There’s no hiding that 2019 was a downer of a year for Huawei. The famous Chinese IT manufacturer was at the center of a furious dispute that threatened to sink its reach on a global scale. And if we are to believe the latest news, that might have been just the tip of the iceberg for Huawei.
The heated conflict amidst China and the United States has all but cooled, with the shadow of Donald Trump looming over the US ban on Huawei – and all Chinese-manufactured eletronics at large. The uproar began almost casually when Google revoked its Android OS license from most Huawei products – with charges of exploiting personal and private data.
Yet Huawei’s luck may turn around in 2020 – at least as far as consumers are concerned. According to some fairly recent statistics, the Chinese manufacturer has left long-time competitor Samsung a rather distant second in the race to consumers.
Huawei is the highest selling smartphone brand in 2020
The unforeseen change of fortune brought about a ground-shaking change in the tech and marketing field. On the long run, Huawei emerged the winner, but it was a hard-won triumph for the Chinese brand.
Huawei smartphones were undisputedly best-sellers in 2020. At least if we are to believe Canalys analysts, who recorded an outstanding production boost, with sales rapidly skyrocketing.
Google’s restrictions notwithstanding, the audience showed a marked preference for Huawei smartphones. Even in China, where the entire manufacturing industry was left in dire need following the rampage of the Novel Coronavirus pandemic, Huawei’s triumph was nothing short of grandiose.
The chinese smartphone company was able to knock long-time competitors such as Samsung and Apple down a few notches, stealing their undisputed spotlight in the smartphone market. Huawei hands-on broke an all new record, though whether the positive trend is going to stay constant remains to be seen.
How the Covid pandemic threw the ball in Huawei’s court
Surprisingly enough, Huawei was able to take some concrete advantage from the Covid-19 pandemic – but not, as conspiracy theorists believe, over some hush-hush ploy involving 5G technologies.
In the wake of the devastating Coronavirus plague that erupted in Wuhan, the Chinese economy was quick to get back on its feet. Huawei was clever to “ride the wave” of this financial recovery, owing partially to an increase in sales and to a lack of shipments that wasn’t as severe as in the case of other competitors.
But something else emerged from the stats, evidencing how Huawei’s change of luck originated from China itself – with foreign sales not reaching such stellar numbers and an overall 2% sales decrease globally. Yet it was the Chinese market that crowned Huawei‘s efforts with success.
Had it not been for Covid, maybe Huawei would be struggling more than it is – but as China struggles to come back to life after the Novel Coronavirus outbreak, business managed to thrive against all odds.
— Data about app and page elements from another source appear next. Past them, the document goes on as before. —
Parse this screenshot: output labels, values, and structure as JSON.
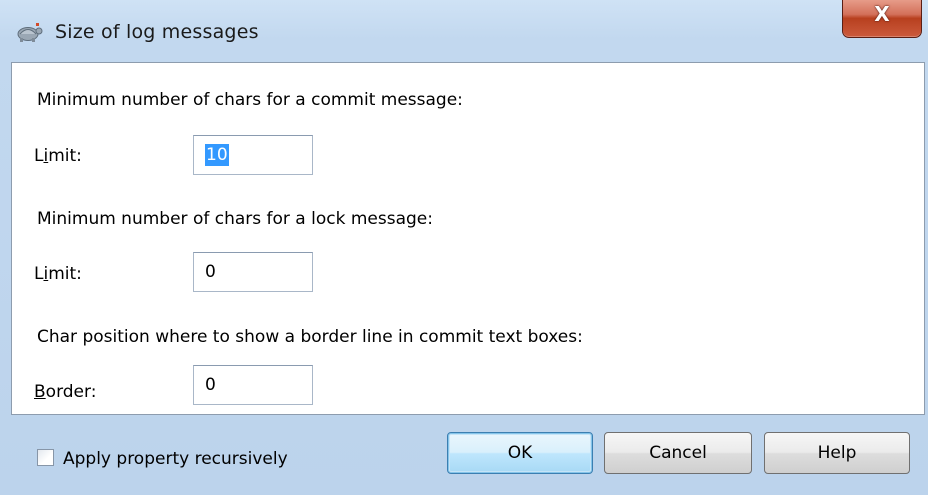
{
  "window": {
    "title": "Size of log messages",
    "close_glyph": "X",
    "icon": "tortoise-app-icon"
  },
  "commit_section": {
    "heading": "Minimum number of chars for a commit message:",
    "label_first": "L",
    "label_ul": "i",
    "label_rest": "mit:",
    "value": "10"
  },
  "lock_section": {
    "heading": "Minimum number of chars for a lock message:",
    "label_first": "L",
    "label_ul": "i",
    "label_rest": "mit:",
    "value": "0"
  },
  "border_section": {
    "heading": "Char position where to show a border line in commit text boxes:",
    "label_ul": "B",
    "label_rest": "order:",
    "value": "0"
  },
  "footer": {
    "recursive_label": "Apply property recursively",
    "recursive_checked": false,
    "ok_label": "OK",
    "cancel_label": "Cancel",
    "help_label": "Help"
  }
}
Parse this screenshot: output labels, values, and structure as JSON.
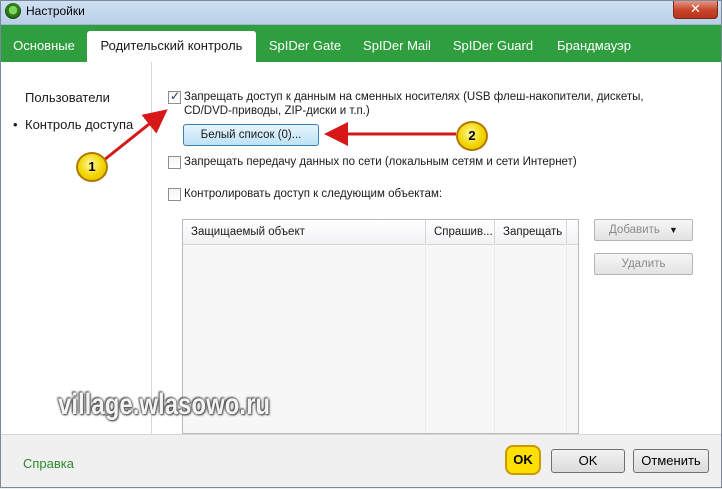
{
  "window": {
    "title": "Настройки",
    "close_glyph": "✕"
  },
  "tabs": [
    {
      "label": "Основные"
    },
    {
      "label": "Родительский контроль",
      "active": true
    },
    {
      "label": "SpIDer Gate"
    },
    {
      "label": "SpIDer Mail"
    },
    {
      "label": "SpIDer Guard"
    },
    {
      "label": "Брандмауэр"
    }
  ],
  "sidebar": {
    "items": [
      {
        "label": "Пользователи",
        "selected": false
      },
      {
        "label": "Контроль доступа",
        "selected": true,
        "bullet": "•"
      }
    ]
  },
  "options": {
    "removable_media": {
      "checked": true,
      "line1": "Запрещать доступ к данным на сменных носителях (USB флеш-накопители, дискеты,",
      "line2": "CD/DVD-приводы, ZIP-диски и т.п.)"
    },
    "whitelist_button": "Белый список (0)...",
    "network_transfer": {
      "checked": false,
      "label": "Запрещать передачу данных по сети (локальным сетям и сети Интернет)"
    },
    "control_objects": {
      "checked": false,
      "label": "Контролировать доступ к следующим объектам:"
    }
  },
  "table": {
    "columns": [
      "Защищаемый объект",
      "Спрашив...",
      "Запрещать"
    ],
    "rows": []
  },
  "side_buttons": {
    "add": "Добавить",
    "add_arrow": "▼",
    "remove": "Удалить"
  },
  "footer": {
    "help": "Справка",
    "ok": "OK",
    "cancel": "Отменить"
  },
  "annotations": {
    "badge1": "1",
    "badge2": "2",
    "ok_highlight": "OK",
    "arrow_color": "#d81818"
  },
  "watermark": "village.wlasowo.ru",
  "colors": {
    "tab_bar": "#2f9e3f",
    "help_link": "#2d8a2d",
    "highlight": "#ffe000"
  }
}
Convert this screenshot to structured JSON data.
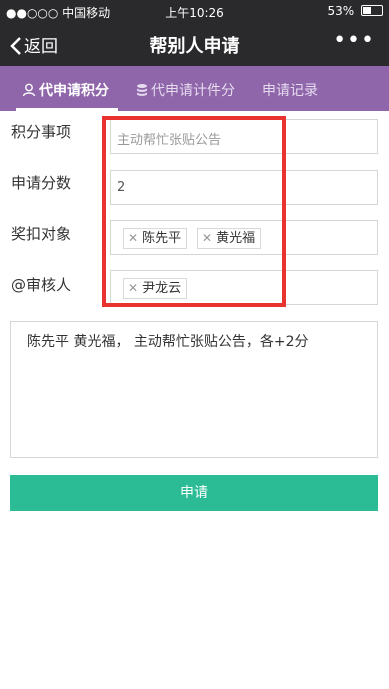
{
  "status_bar": {
    "carrier": "●●○○○ 中国移动",
    "time": "上午10:26",
    "battery_text": "53%",
    "battery_level": 0.53
  },
  "nav": {
    "back_label": "返回",
    "title": "帮别人申请",
    "more_label": "•••"
  },
  "tabs": [
    {
      "label": "代申请积分",
      "icon": "user-icon",
      "active": true
    },
    {
      "label": "代申请计件分",
      "icon": "database-icon",
      "active": false
    },
    {
      "label": "申请记录",
      "active": false
    }
  ],
  "form": {
    "item_label": "积分事项",
    "item_placeholder": "主动帮忙张贴公告",
    "score_label": "申请分数",
    "score_value": "2",
    "target_label": "奖扣对象",
    "targets": [
      "陈先平",
      "黄光福"
    ],
    "reviewer_label": "@审核人",
    "reviewers": [
      "尹龙云"
    ],
    "description": "陈先平 黄光福， 主动帮忙张贴公告，各+2分",
    "submit_label": "申请"
  },
  "colors": {
    "tab_bar": "#8f66aa",
    "submit": "#2bbc95",
    "highlight_box": "#e8332f",
    "nav_bar": "#2a2a2c"
  }
}
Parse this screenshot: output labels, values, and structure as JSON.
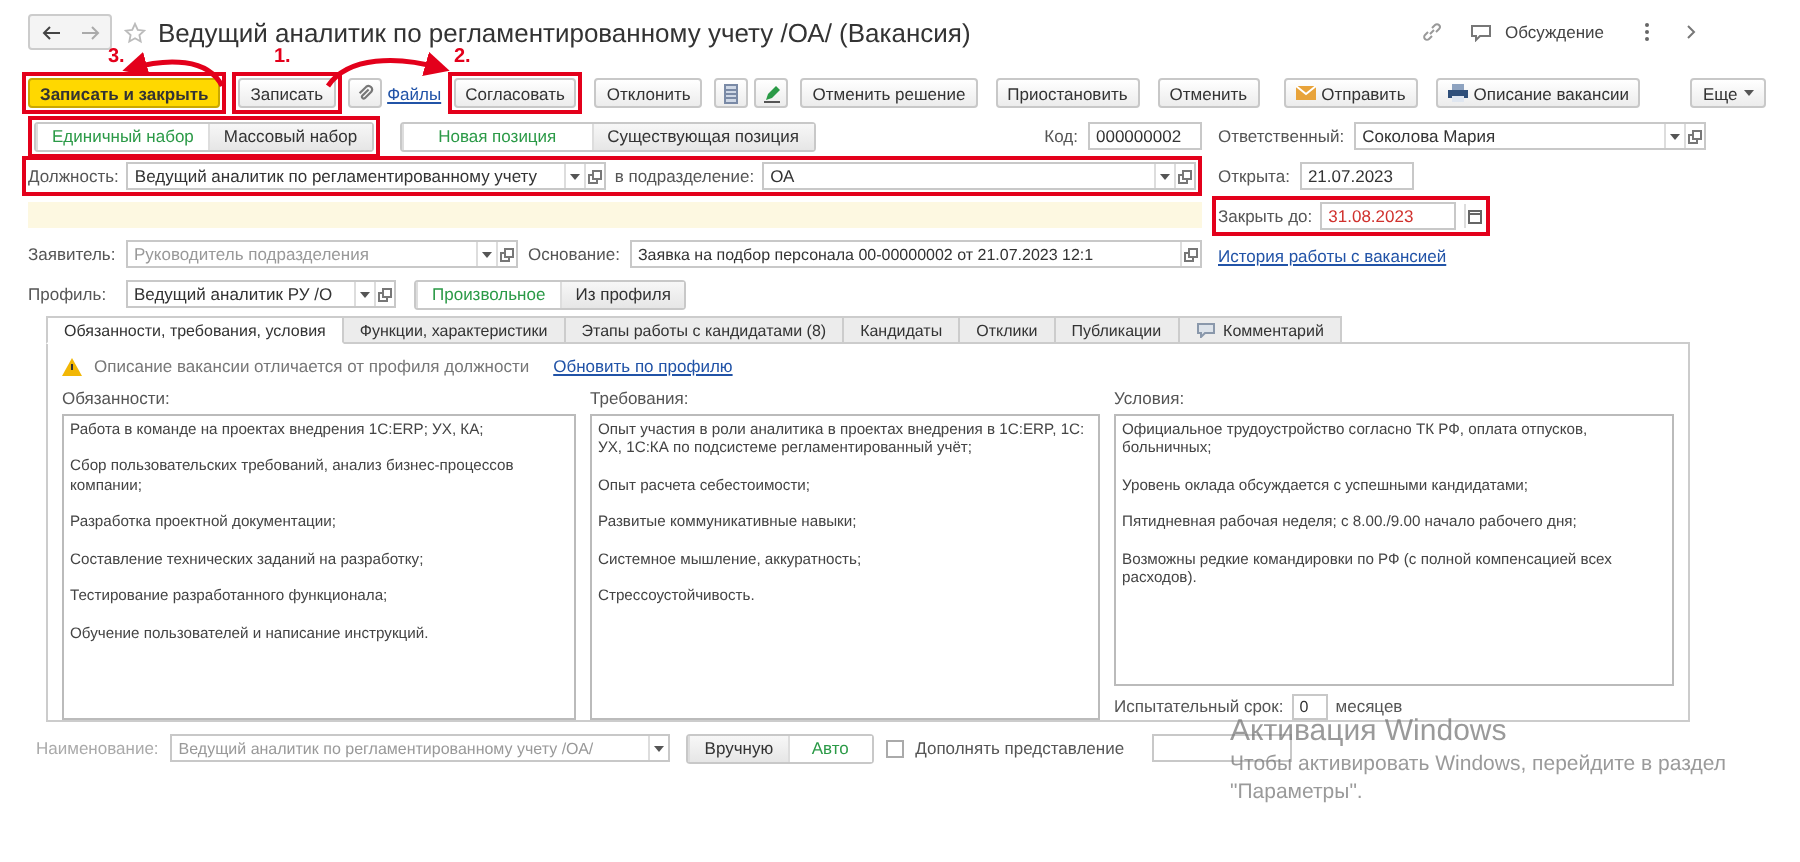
{
  "header": {
    "title": "Ведущий аналитик по регламентированному учету /ОА/ (Вакансия)",
    "discussion": "Обсуждение"
  },
  "annotations": [
    {
      "label": "3."
    },
    {
      "label": "1."
    },
    {
      "label": "2."
    }
  ],
  "toolbar": [
    {
      "kind": "primary",
      "label": "Записать и закрыть",
      "highlighted": true
    },
    {
      "kind": "button",
      "label": "Записать",
      "highlighted": true
    },
    {
      "kind": "attach"
    },
    {
      "kind": "link",
      "label": "Файлы"
    },
    {
      "kind": "button",
      "label": "Согласовать",
      "highlighted": true
    },
    {
      "kind": "button",
      "label": "Отклонить",
      "highlighted": false
    },
    {
      "kind": "table"
    },
    {
      "kind": "edit"
    },
    {
      "kind": "button",
      "label": "Отменить решение",
      "highlighted": false
    },
    {
      "kind": "button",
      "label": "Приостановить",
      "highlighted": false
    },
    {
      "kind": "button",
      "label": "Отменить",
      "highlighted": false
    },
    {
      "kind": "mail",
      "label": "Отправить"
    },
    {
      "kind": "print",
      "label": "Описание вакансии"
    },
    {
      "kind": "menu",
      "label": "Еще"
    }
  ],
  "recruitment": {
    "highlighted": true,
    "options": [
      {
        "label": "Единичный набор",
        "selected": true
      },
      {
        "label": "Массовый набор",
        "selected": false
      }
    ]
  },
  "position_type": {
    "options": [
      {
        "label": "Новая позиция",
        "selected": true
      },
      {
        "label": "Существующая позиция",
        "selected": false
      }
    ]
  },
  "code": {
    "label": "Код:",
    "value": "000000002"
  },
  "responsible": {
    "label": "Ответственный:",
    "value": "Соколова Мария"
  },
  "position": {
    "label": "Должность:",
    "value": "Ведущий аналитик по регламентированному учету",
    "department_label": "в подразделение:",
    "department": "ОА",
    "highlighted": true
  },
  "opened": {
    "label": "Открыта:",
    "value": "21.07.2023"
  },
  "close_by": {
    "label": "Закрыть до:",
    "value": "31.08.2023",
    "highlighted": true
  },
  "history_link": "История работы с вакансией",
  "applicant": {
    "label": "Заявитель:",
    "placeholder": "Руководитель подразделения"
  },
  "basis": {
    "label": "Основание:",
    "value": "Заявка на подбор персонала 00-00000002 от 21.07.2023 12:1"
  },
  "profile": {
    "label": "Профиль:",
    "value": "Ведущий аналитик РУ /О",
    "options": [
      {
        "label": "Произвольное",
        "selected": true
      },
      {
        "label": "Из профиля",
        "selected": false
      }
    ]
  },
  "tabs": [
    {
      "label": "Обязанности, требования, условия",
      "selected": true,
      "kind": "text"
    },
    {
      "label": "Функции, характеристики",
      "selected": false,
      "kind": "text"
    },
    {
      "label": "Этапы работы с кандидатами (8)",
      "selected": false,
      "kind": "text"
    },
    {
      "label": "Кандидаты",
      "selected": false,
      "kind": "text"
    },
    {
      "label": "Отклики",
      "selected": false,
      "kind": "text"
    },
    {
      "label": "Публикации",
      "selected": false,
      "kind": "text"
    },
    {
      "label": "Комментарий",
      "selected": false,
      "kind": "comment"
    }
  ],
  "warning": {
    "text": "Описание вакансии отличается от профиля должности",
    "link": "Обновить по профилю"
  },
  "columns": [
    {
      "label": "Обязанности:",
      "lines": [
        "Работа в команде на проектах внедрения 1С:ERP; УХ, КА;",
        "Сбор пользовательских требований, анализ бизнес-процессов компании;",
        "Разработка проектной документации;",
        "Составление технических заданий на разработку;",
        "Тестирование разработанного функционала;",
        "Обучение пользователей и написание инструкций."
      ]
    },
    {
      "label": "Требования:",
      "lines": [
        "Опыт участия в роли аналитика в проектах внедрения в 1С:ERP, 1С: УХ, 1С:КА по подсистеме регламентированный учёт;",
        "Опыт расчета себестоимости;",
        "Развитые коммуникативные навыки;",
        "Системное мышление, аккуратность;",
        "Стрессоустойчивость."
      ]
    },
    {
      "label": "Условия:",
      "lines": [
        "Официальное трудоустройство согласно ТК РФ, оплата отпусков, больничных;",
        "Уровень оклада обсуждается с успешными кандидатами;",
        "Пятидневная рабочая неделя; с 8.00./9.00 начало рабочего дня;",
        "Возможны редкие командировки по РФ (с полной компенсацией всех расходов)."
      ]
    }
  ],
  "probation": {
    "label": "Испытательный срок:",
    "value": "0",
    "unit": "месяцев"
  },
  "name_row": {
    "label": "Наименование:",
    "value": "Ведущий аналитик по регламентированному учету /ОА/",
    "disabled": true,
    "modes": [
      {
        "label": "Вручную",
        "selected": false
      },
      {
        "label": "Авто",
        "selected": true
      }
    ],
    "append": {
      "label": "Дополнять представление",
      "checked": false
    }
  },
  "os_notice": {
    "title": "Активация Windows",
    "lines": [
      "Чтобы активировать Windows, перейдите в раздел",
      "\"Параметры\"."
    ]
  }
}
With the return to ordinary life as the lockdown was lifted, China experienced a pressing need for new technologies which, in fact, has pushed Huawei over the top.
Trump issues more bans, but China won’t have it
It sure looks like China is meeting the USA challenge head-on after a less than stellar 2019. But one won battle does not win one war, and the United States may not be giving up anytime soon – at least according to a recent Fox interview with President Donald Trump which literally set Internet ablaze a couple days ago.
“We don’t want Huawei or its technology in the States”, Trump allegedly declared. “China is spying on us to steal upon our own hard-won technologies.”
Trump’s Secretary of Commerce, Wilbur Ross, expressed similar concerns. “China increased its efforts in trying to obtain American techonlogies. It’s the goal of the communist party and they are trying to carry it out at our expense.”
Nor was the Chinese reply any softer; a spokeperson announced that Pengkin won’t spare any measure to safeguard the rights of Chinese based companies over USA grounds.
While it’s undoubtedly true that Huawei scored big, will its luck turn around in 2020 or could the greatest technological dispute of the century still hold ground?
This post is also available in: Italiano